» What you need to do: Within the data below, find the string "text" and return each line where it occurs.

(Records to process begins)

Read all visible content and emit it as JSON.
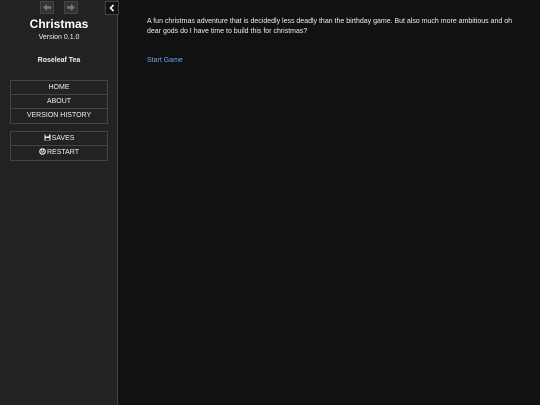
{
  "sidebar": {
    "title": "Christmas",
    "version": "Version 0.1.0",
    "author": "Roseleaf Tea",
    "story_menu": [
      {
        "label": "HOME"
      },
      {
        "label": "ABOUT"
      },
      {
        "label": "VERSION HISTORY"
      }
    ],
    "core_menu": [
      {
        "label": "SAVES",
        "icon": "save-icon"
      },
      {
        "label": "RESTART",
        "icon": "restart-icon"
      }
    ],
    "history": {
      "back_icon": "arrow-left-icon",
      "forward_icon": "arrow-right-icon"
    },
    "toggle_icon": "chevron-left-icon"
  },
  "passage": {
    "text": "A fun christmas adventure that is decidedly less deadly than the birthday game. But also much more ambitious and oh dear gods do I have time to build this for christmas?",
    "link": "Start Game"
  },
  "colors": {
    "background": "#111111",
    "sidebar": "#222222",
    "border": "#444444",
    "link": "#68a6e8",
    "text": "#eeeeee"
  }
}
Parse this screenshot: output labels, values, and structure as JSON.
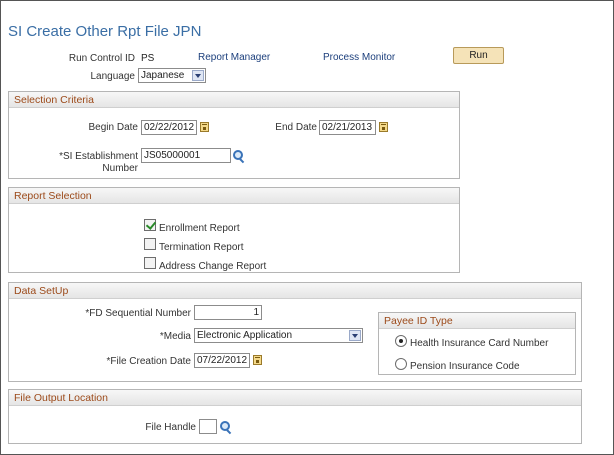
{
  "page": {
    "title": "SI Create Other Rpt File JPN"
  },
  "header": {
    "run_control_label": "Run Control ID",
    "run_control_value": "PS",
    "report_manager_link": "Report Manager",
    "process_monitor_link": "Process Monitor",
    "run_button": "Run",
    "language_label": "Language",
    "language_value": "Japanese"
  },
  "selection_criteria": {
    "title": "Selection Criteria",
    "begin_date_label": "Begin Date",
    "begin_date_value": "02/22/2012",
    "end_date_label": "End Date",
    "end_date_value": "02/21/2013",
    "establishment_label_line1": "*SI Establishment",
    "establishment_label_line2": "Number",
    "establishment_value": "JS05000001"
  },
  "report_selection": {
    "title": "Report Selection",
    "options": [
      {
        "label": "Enrollment Report",
        "checked": true
      },
      {
        "label": "Termination Report",
        "checked": false
      },
      {
        "label": "Address Change Report",
        "checked": false
      }
    ]
  },
  "data_setup": {
    "title": "Data SetUp",
    "fd_seq_label": "*FD Sequential Number",
    "fd_seq_value": "1",
    "media_label": "*Media",
    "media_value": "Electronic Application",
    "file_date_label": "*File Creation Date",
    "file_date_value": "07/22/2012",
    "payee": {
      "title": "Payee ID Type",
      "options": [
        {
          "label": "Health Insurance Card Number",
          "selected": true
        },
        {
          "label": "Pension Insurance Code",
          "selected": false
        }
      ]
    }
  },
  "file_output": {
    "title": "File Output Location",
    "file_handle_label": "File Handle",
    "file_handle_value": ""
  },
  "colors": {
    "title": "#3a6ea5",
    "section_title": "#9c4a1a",
    "link": "#1c3f7c",
    "run_button_bg": "#f5e3b8"
  }
}
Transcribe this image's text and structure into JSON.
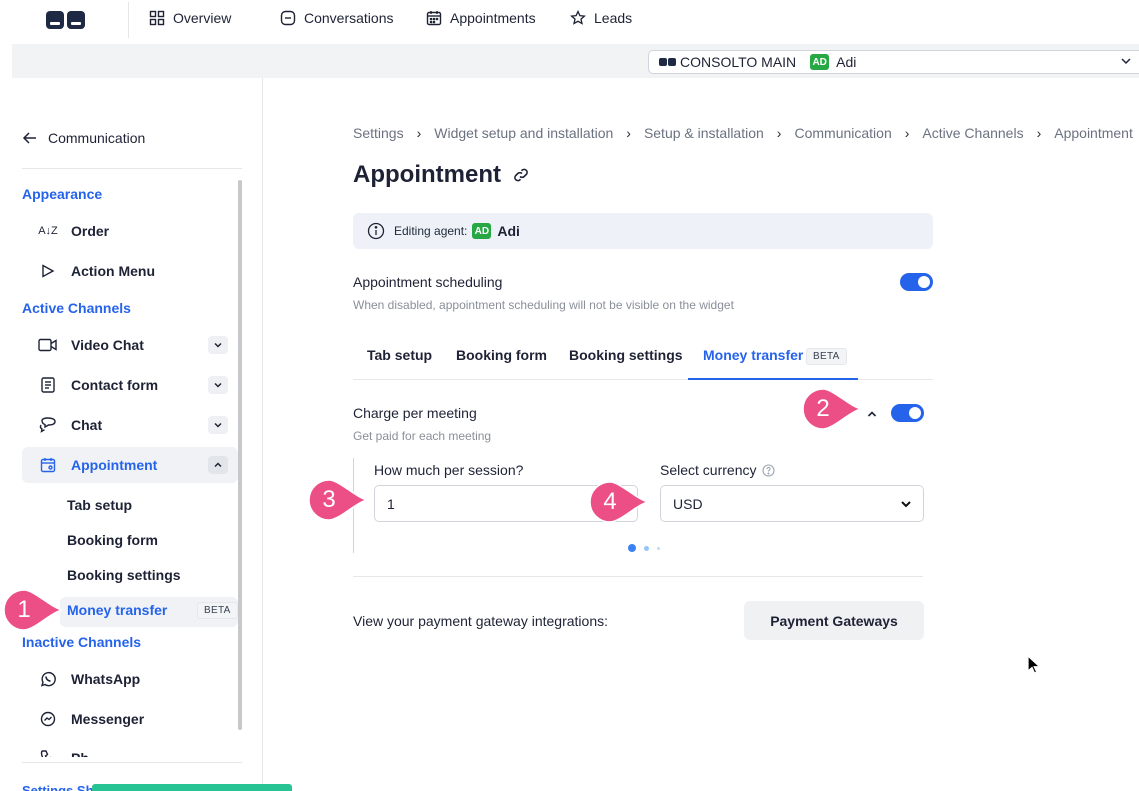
{
  "topnav": {
    "items": [
      {
        "label": "Overview",
        "icon": "grid-icon"
      },
      {
        "label": "Conversations",
        "icon": "chat-bubble-icon"
      },
      {
        "label": "Appointments",
        "icon": "calendar-icon"
      },
      {
        "label": "Leads",
        "icon": "star-icon"
      }
    ]
  },
  "agent_selector": {
    "account": "CONSOLTO MAIN",
    "agent_initials": "AD",
    "agent_name": "Adi"
  },
  "sidebar": {
    "back_label": "Communication",
    "sections": {
      "appearance": "Appearance",
      "active_channels": "Active Channels",
      "inactive_channels": "Inactive Channels",
      "settings_cutoff": "Settings Sh"
    },
    "appearance_items": [
      {
        "label": "Order",
        "icon": "sort-az-icon"
      },
      {
        "label": "Action Menu",
        "icon": "pointer-icon"
      }
    ],
    "active_items": [
      {
        "label": "Video Chat",
        "icon": "video-icon"
      },
      {
        "label": "Contact form",
        "icon": "form-icon"
      },
      {
        "label": "Chat",
        "icon": "chat-icon"
      },
      {
        "label": "Appointment",
        "icon": "calendar-icon"
      }
    ],
    "appointment_sub": [
      "Tab setup",
      "Booking form",
      "Booking settings",
      "Money transfer"
    ],
    "beta_label": "BETA",
    "inactive_items": [
      {
        "label": "WhatsApp",
        "icon": "whatsapp-icon"
      },
      {
        "label": "Messenger",
        "icon": "messenger-icon"
      },
      {
        "label": "Ph",
        "icon": "phone-icon"
      }
    ]
  },
  "breadcrumb": [
    "Settings",
    "Widget setup and installation",
    "Setup & installation",
    "Communication",
    "Active Channels",
    "Appointment"
  ],
  "page": {
    "title": "Appointment",
    "editing_label": "Editing agent:",
    "agent_initials": "AD",
    "agent_name": "Adi"
  },
  "scheduling": {
    "label": "Appointment scheduling",
    "description": "When disabled, appointment scheduling will not be visible on the widget",
    "enabled": true
  },
  "tabs": [
    "Tab setup",
    "Booking form",
    "Booking settings",
    "Money transfer"
  ],
  "tab_beta": "BETA",
  "charge": {
    "label": "Charge per meeting",
    "description": "Get paid for each meeting",
    "enabled": true,
    "session_label": "How much per session?",
    "session_value": "1",
    "currency_label": "Select currency",
    "currency_value": "USD"
  },
  "gateway": {
    "text": "View your payment gateway integrations:",
    "button": "Payment Gateways"
  },
  "markers": [
    "1",
    "2",
    "3",
    "4"
  ],
  "colors": {
    "accent": "#2563eb",
    "marker": "#ec4f86",
    "agent_badge": "#28a745",
    "green_strip": "#27c392"
  }
}
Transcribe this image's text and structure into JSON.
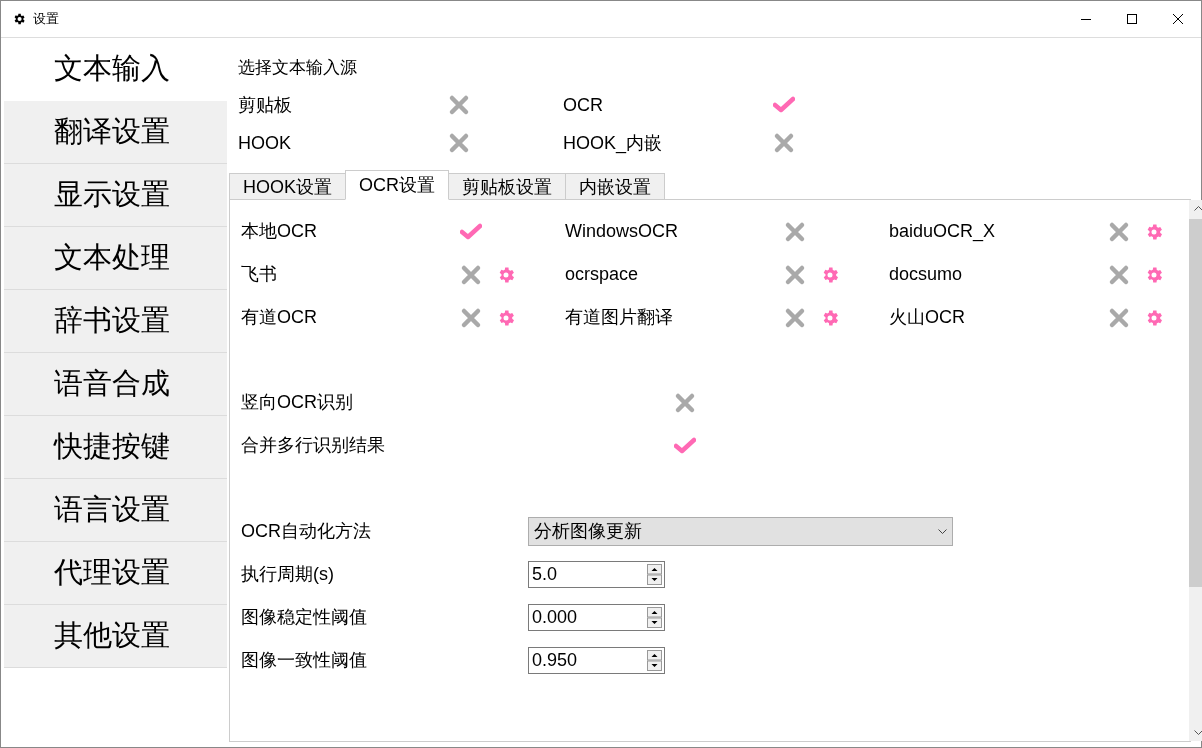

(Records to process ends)

» Result below:
    "text": "A fun christmas adventure that is decidedly less deadly than the birthday game. But also much more ambitious and oh dear gods do I have time to build this for christmas?",
    "text": "#eeeeee"
Transcribe this image's text and structure into JSON.
    "text": "View your payment gateway integrations:",
Transcribe this image's text and structure into JSON.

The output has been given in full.